Why Are There Many Different Types of Spark Plugs?
Spark plugs need 5,000 to 40,000 volts from the ignition coil before a spark will jump across its electrode gap. It takes a lot of volts to push the spark across the gap because air doesn’t conduct electricity unless it is ionized first. The spark jumps from center electrode to side ground electrode.
The reason why a plug fires from center electrode to side ground electrode, instead of vice versa, is because it’s easier for a spark to originate at a hot electrode than a cooler one. The center electrode runs much hotter than the side electrode because the center electrode is encased in ceramic (a good insulator of heat as well as electricity). This slows down heat transfer from center electrode to cylinder head.
If ignition polarity is reversed, it can take up to 40% more firing voltage to send the spark from ground electrode to center electrode. The result can be misfiring under load and poor engine performance.
Keeping the center electrode hot also helps burn off fuel and oil deposits that form on the insulator tip. Deposits can conduct voltage away from the gap causing the plug to misfire, so keeping the center electrode hot helps prevent fouling.
If the plug is too hot for the application, it can become a source of pre-ignition. If the plug is too cold, it can experience fouling problems. The operating temperature of a spark plug depends on a number of variables. The two most influential are cylinder head temperature and the relative richness or leanness of the fuel mixture. Given such variables, it is impossible to have a single spark plug that would work well in every application, even if thread sizes and reach were standardized.
Heat range is determined by several design features, one of which is the distance heat must travel from center electrode tip to the plug’s shell. A plug with a short ceramic insulator between electrode tip and shell runs cooler than one with a long nose insulator.
A cold plug is good for high speed, high load operation because it sheds heat quickly and is less likely to overheat and cause pre-ignition. Colder heat ranges are used most often in high performance and turbocharged engines.

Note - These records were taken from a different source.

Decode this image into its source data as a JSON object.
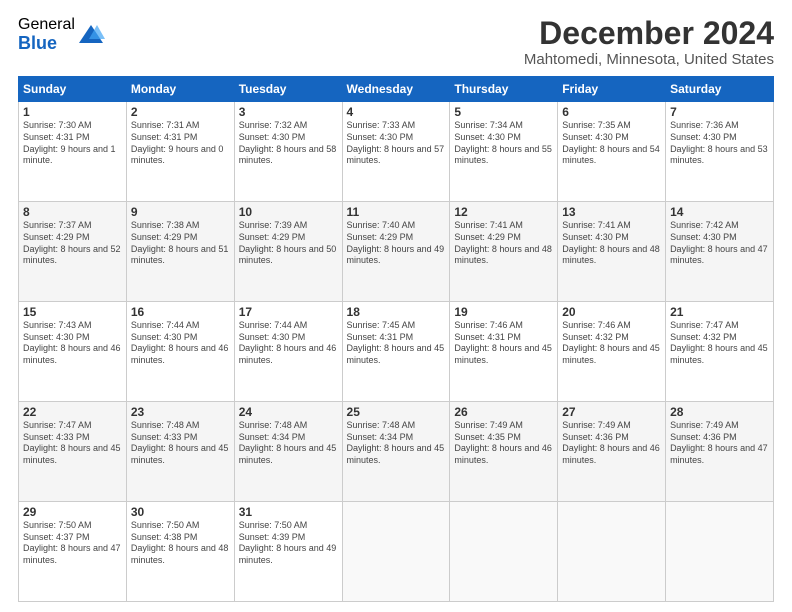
{
  "logo": {
    "general": "General",
    "blue": "Blue"
  },
  "header": {
    "title": "December 2024",
    "subtitle": "Mahtomedi, Minnesota, United States"
  },
  "weekdays": [
    "Sunday",
    "Monday",
    "Tuesday",
    "Wednesday",
    "Thursday",
    "Friday",
    "Saturday"
  ],
  "weeks": [
    [
      {
        "day": "1",
        "sunrise": "7:30 AM",
        "sunset": "4:31 PM",
        "daylight": "9 hours and 1 minute."
      },
      {
        "day": "2",
        "sunrise": "7:31 AM",
        "sunset": "4:31 PM",
        "daylight": "9 hours and 0 minutes."
      },
      {
        "day": "3",
        "sunrise": "7:32 AM",
        "sunset": "4:30 PM",
        "daylight": "8 hours and 58 minutes."
      },
      {
        "day": "4",
        "sunrise": "7:33 AM",
        "sunset": "4:30 PM",
        "daylight": "8 hours and 57 minutes."
      },
      {
        "day": "5",
        "sunrise": "7:34 AM",
        "sunset": "4:30 PM",
        "daylight": "8 hours and 55 minutes."
      },
      {
        "day": "6",
        "sunrise": "7:35 AM",
        "sunset": "4:30 PM",
        "daylight": "8 hours and 54 minutes."
      },
      {
        "day": "7",
        "sunrise": "7:36 AM",
        "sunset": "4:30 PM",
        "daylight": "8 hours and 53 minutes."
      }
    ],
    [
      {
        "day": "8",
        "sunrise": "7:37 AM",
        "sunset": "4:29 PM",
        "daylight": "8 hours and 52 minutes."
      },
      {
        "day": "9",
        "sunrise": "7:38 AM",
        "sunset": "4:29 PM",
        "daylight": "8 hours and 51 minutes."
      },
      {
        "day": "10",
        "sunrise": "7:39 AM",
        "sunset": "4:29 PM",
        "daylight": "8 hours and 50 minutes."
      },
      {
        "day": "11",
        "sunrise": "7:40 AM",
        "sunset": "4:29 PM",
        "daylight": "8 hours and 49 minutes."
      },
      {
        "day": "12",
        "sunrise": "7:41 AM",
        "sunset": "4:29 PM",
        "daylight": "8 hours and 48 minutes."
      },
      {
        "day": "13",
        "sunrise": "7:41 AM",
        "sunset": "4:30 PM",
        "daylight": "8 hours and 48 minutes."
      },
      {
        "day": "14",
        "sunrise": "7:42 AM",
        "sunset": "4:30 PM",
        "daylight": "8 hours and 47 minutes."
      }
    ],
    [
      {
        "day": "15",
        "sunrise": "7:43 AM",
        "sunset": "4:30 PM",
        "daylight": "8 hours and 46 minutes."
      },
      {
        "day": "16",
        "sunrise": "7:44 AM",
        "sunset": "4:30 PM",
        "daylight": "8 hours and 46 minutes."
      },
      {
        "day": "17",
        "sunrise": "7:44 AM",
        "sunset": "4:30 PM",
        "daylight": "8 hours and 46 minutes."
      },
      {
        "day": "18",
        "sunrise": "7:45 AM",
        "sunset": "4:31 PM",
        "daylight": "8 hours and 45 minutes."
      },
      {
        "day": "19",
        "sunrise": "7:46 AM",
        "sunset": "4:31 PM",
        "daylight": "8 hours and 45 minutes."
      },
      {
        "day": "20",
        "sunrise": "7:46 AM",
        "sunset": "4:32 PM",
        "daylight": "8 hours and 45 minutes."
      },
      {
        "day": "21",
        "sunrise": "7:47 AM",
        "sunset": "4:32 PM",
        "daylight": "8 hours and 45 minutes."
      }
    ],
    [
      {
        "day": "22",
        "sunrise": "7:47 AM",
        "sunset": "4:33 PM",
        "daylight": "8 hours and 45 minutes."
      },
      {
        "day": "23",
        "sunrise": "7:48 AM",
        "sunset": "4:33 PM",
        "daylight": "8 hours and 45 minutes."
      },
      {
        "day": "24",
        "sunrise": "7:48 AM",
        "sunset": "4:34 PM",
        "daylight": "8 hours and 45 minutes."
      },
      {
        "day": "25",
        "sunrise": "7:48 AM",
        "sunset": "4:34 PM",
        "daylight": "8 hours and 45 minutes."
      },
      {
        "day": "26",
        "sunrise": "7:49 AM",
        "sunset": "4:35 PM",
        "daylight": "8 hours and 46 minutes."
      },
      {
        "day": "27",
        "sunrise": "7:49 AM",
        "sunset": "4:36 PM",
        "daylight": "8 hours and 46 minutes."
      },
      {
        "day": "28",
        "sunrise": "7:49 AM",
        "sunset": "4:36 PM",
        "daylight": "8 hours and 47 minutes."
      }
    ],
    [
      {
        "day": "29",
        "sunrise": "7:50 AM",
        "sunset": "4:37 PM",
        "daylight": "8 hours and 47 minutes."
      },
      {
        "day": "30",
        "sunrise": "7:50 AM",
        "sunset": "4:38 PM",
        "daylight": "8 hours and 48 minutes."
      },
      {
        "day": "31",
        "sunrise": "7:50 AM",
        "sunset": "4:39 PM",
        "daylight": "8 hours and 49 minutes."
      },
      null,
      null,
      null,
      null
    ]
  ],
  "labels": {
    "sunrise": "Sunrise:",
    "sunset": "Sunset:",
    "daylight": "Daylight:"
  }
}
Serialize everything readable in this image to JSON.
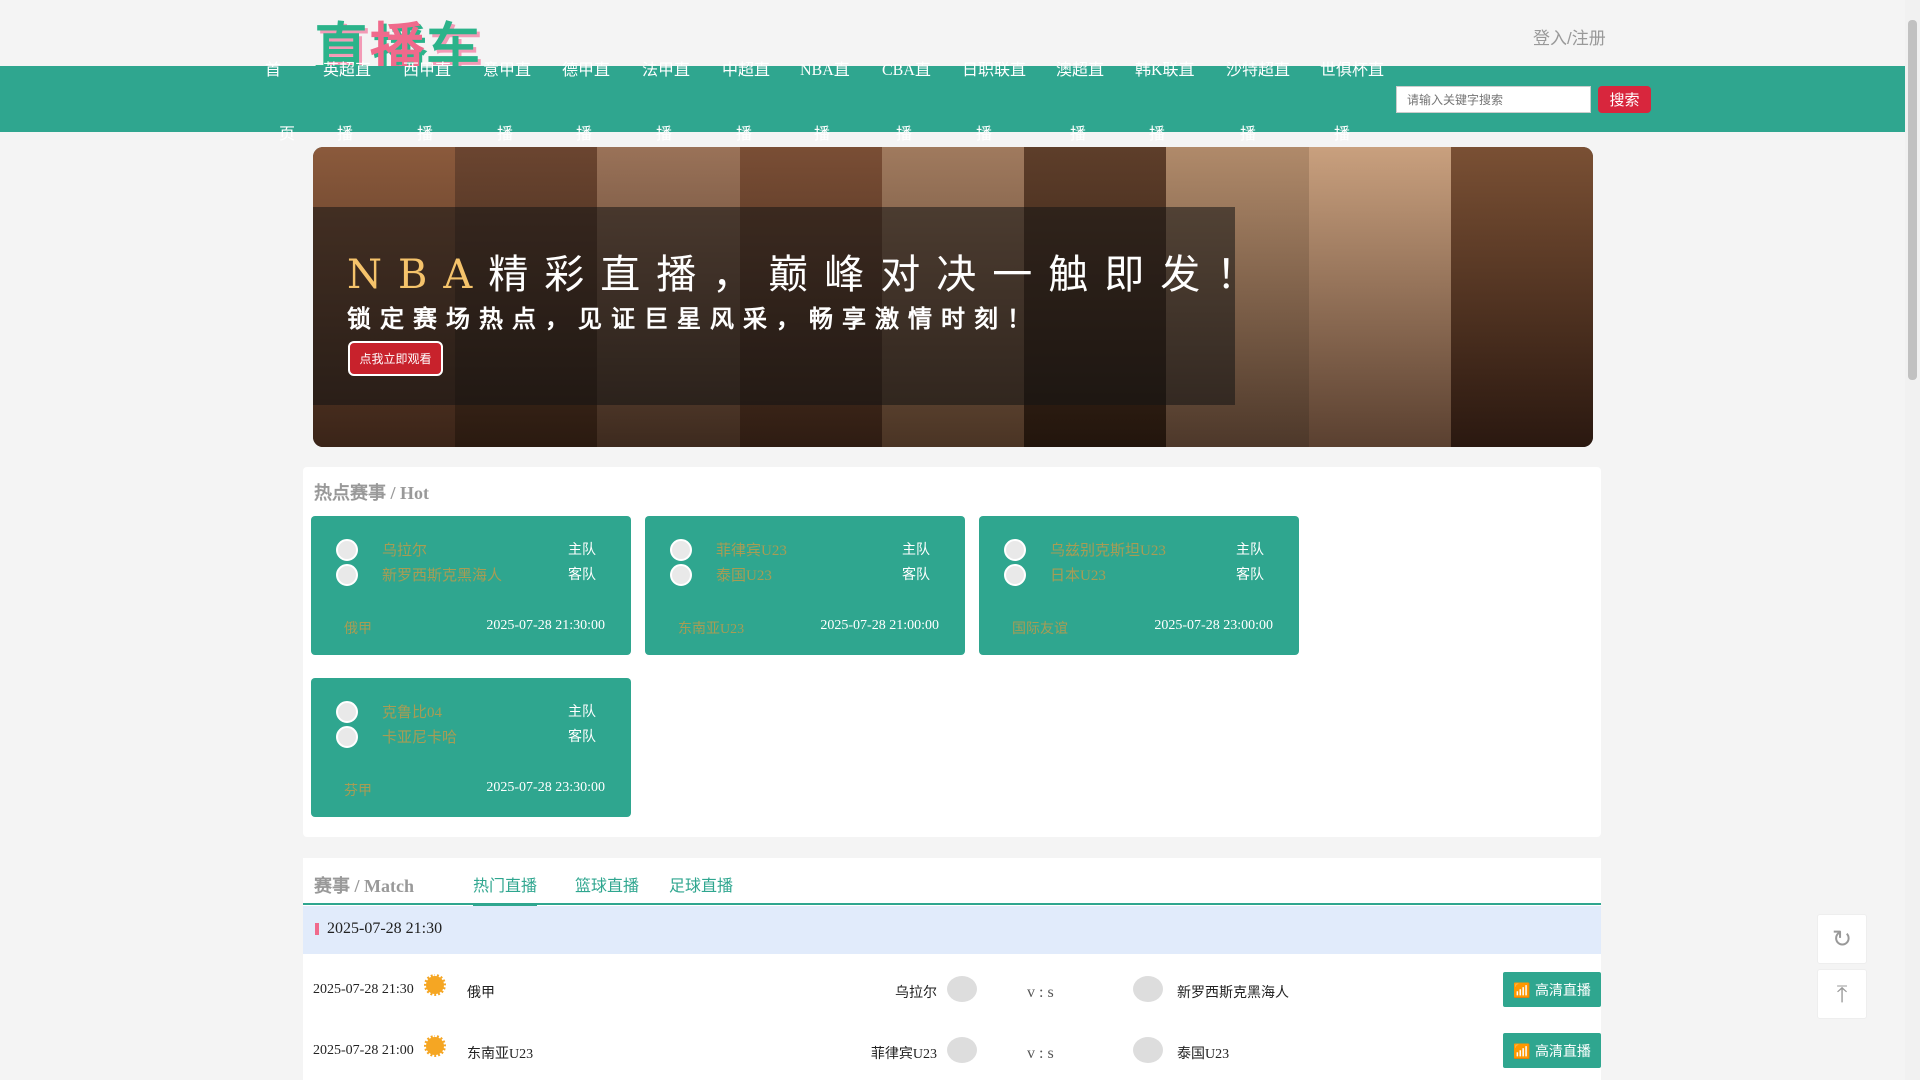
{
  "header": {
    "logo_text": "直播车",
    "login": "登入/注册"
  },
  "nav": [
    {
      "t1": "首",
      "t2": "页"
    },
    {
      "t1": "英超直",
      "t2": "播"
    },
    {
      "t1": "西甲直",
      "t2": "播"
    },
    {
      "t1": "意甲直",
      "t2": "播"
    },
    {
      "t1": "德甲直",
      "t2": "播"
    },
    {
      "t1": "法甲直",
      "t2": "播"
    },
    {
      "t1": "中超直",
      "t2": "播"
    },
    {
      "t1": "NBA直",
      "t2": "播"
    },
    {
      "t1": "CBA直",
      "t2": "播"
    },
    {
      "t1": "日职联直",
      "t2": "播"
    },
    {
      "t1": "澳超直",
      "t2": "播"
    },
    {
      "t1": "韩K联直",
      "t2": "播"
    },
    {
      "t1": "沙特超直",
      "t2": "播"
    },
    {
      "t1": "世俱杯直",
      "t2": "播"
    }
  ],
  "search": {
    "placeholder": "请输入关键字搜索",
    "button": "搜索"
  },
  "banner": {
    "headline_a": "NBA",
    "headline_b": "精彩直播，巅峰对决一触即发！",
    "sub": "锁定赛场热点，见证巨星风采，畅享激情时刻！",
    "button": "点我立即观看"
  },
  "hot": {
    "title": "热点赛事 / Hot",
    "home_label": "主队",
    "away_label": "客队",
    "cards": [
      {
        "home": "乌拉尔",
        "away": "新罗西斯克黑海人",
        "league": "俄甲",
        "time": "2025-07-28 21:30:00"
      },
      {
        "home": "菲律宾U23",
        "away": "泰国U23",
        "league": "东南亚U23",
        "time": "2025-07-28 21:00:00"
      },
      {
        "home": "乌兹别克斯坦U23",
        "away": "日本U23",
        "league": "国际友谊",
        "time": "2025-07-28 23:00:00"
      },
      {
        "home": "克鲁比04",
        "away": "卡亚尼卡哈",
        "league": "芬甲",
        "time": "2025-07-28 23:30:00"
      }
    ]
  },
  "match": {
    "title": "赛事 / Match",
    "tabs": [
      "热门直播",
      "篮球直播",
      "足球直播"
    ],
    "date": "2025-07-28 21:30",
    "vs": "v : s",
    "live_label": "高清直播",
    "rows": [
      {
        "time": "2025-07-28 21:30",
        "league": "俄甲",
        "home": "乌拉尔",
        "away": "新罗西斯克黑海人"
      },
      {
        "time": "2025-07-28 21:00",
        "league": "东南亚U23",
        "home": "菲律宾U23",
        "away": "泰国U23"
      }
    ]
  },
  "float": {
    "refresh": "↻",
    "top": "⤒"
  },
  "colors": {
    "accent": "#2fa68f",
    "danger": "#d8263d",
    "highlight": "#f5c36b"
  }
}
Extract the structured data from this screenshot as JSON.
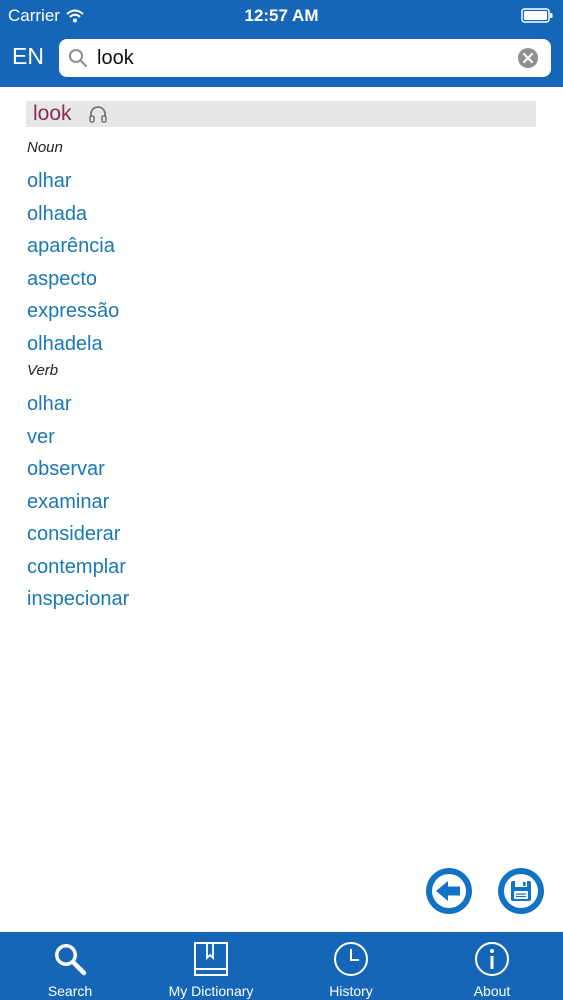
{
  "status_bar": {
    "carrier": "Carrier",
    "time": "12:57 AM"
  },
  "header": {
    "language": "EN",
    "search_value": "look"
  },
  "entry": {
    "headword": "look",
    "groups": [
      {
        "pos": "Noun",
        "translations": [
          "olhar",
          "olhada",
          "aparência",
          "aspecto",
          "expressão",
          "olhadela"
        ]
      },
      {
        "pos": "Verb",
        "translations": [
          "olhar",
          "ver",
          "observar",
          "examinar",
          "considerar",
          "contemplar",
          "inspecionar"
        ]
      }
    ]
  },
  "icons": {
    "audio": "headphones-icon",
    "back": "back-arrow-icon",
    "save": "floppy-save-icon",
    "clear": "clear-search-icon",
    "search": "magnifier-icon"
  },
  "tabs": [
    {
      "label": "Search",
      "icon": "search-icon"
    },
    {
      "label": "My Dictionary",
      "icon": "book-icon"
    },
    {
      "label": "History",
      "icon": "clock-icon"
    },
    {
      "label": "About",
      "icon": "info-icon"
    }
  ],
  "colors": {
    "brand": "#1666b8",
    "headword": "#8a2c52",
    "translation": "#1a78b5"
  }
}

For short-trip, stop-and-go driving, a cold plug may not run hot enough to keep itself clean. A hotter heat range plug may be needed to resist fouling. For sustained high speed or high load running, a hotter plug may become too hot and cause preignition. The trick is to use a plug hot enough to prevent fouling yet cold enough so there is no danger of pre-ignition.
One way to extend or broaden the heat range of a spark plug is to extend the tip of the plug further into the combustion chamber. The longer insulator makes the tip run hotter for better self-cleaning at low speeds and light loads. It also exposes the tip to more of the incoming air/fuel mixture, keeping it from overheating at high speeds and loads. An extended tip spark plug typically has a much broader heat range than a standard spark plug.
Another way to increase heat range is to use a center electrode with a copper core. Copper is an excellent conductor of both heat and electricity. With a copper core center electrode, heat is carried away from the plug tip through the electrode during high speed, high load operation. This allows the plug to dissipate heat more quickly like a colder plug, yet stay hot enough to burn off fouling deposits.
Because of the increased heat range copper core plugs offer, one plug can be used in applications formerly requiring several different plugs with narrower heat ranges.
The use of a platinum or gold palladium center electrode is another design innovation that improves fouling resistance while greatly extending plug life. The special alloy at the tip of the center electrode is more wear and corrosion resistant than standard electrode metal. It allows the use of a longer insulator, helping plugs reach a self-cleaning temperature of 750 degrees F in only a few seconds.
Spark plug manufacturers avoid making specific mileage claims for such premium plugs, but many experts say the plugs will often last up to 60,000 miles. Other benefits include better cold starting, less cold fouling, and improved operation during both stop-and-go and highway driving. These plugs are considerably more expensive than standard plugs.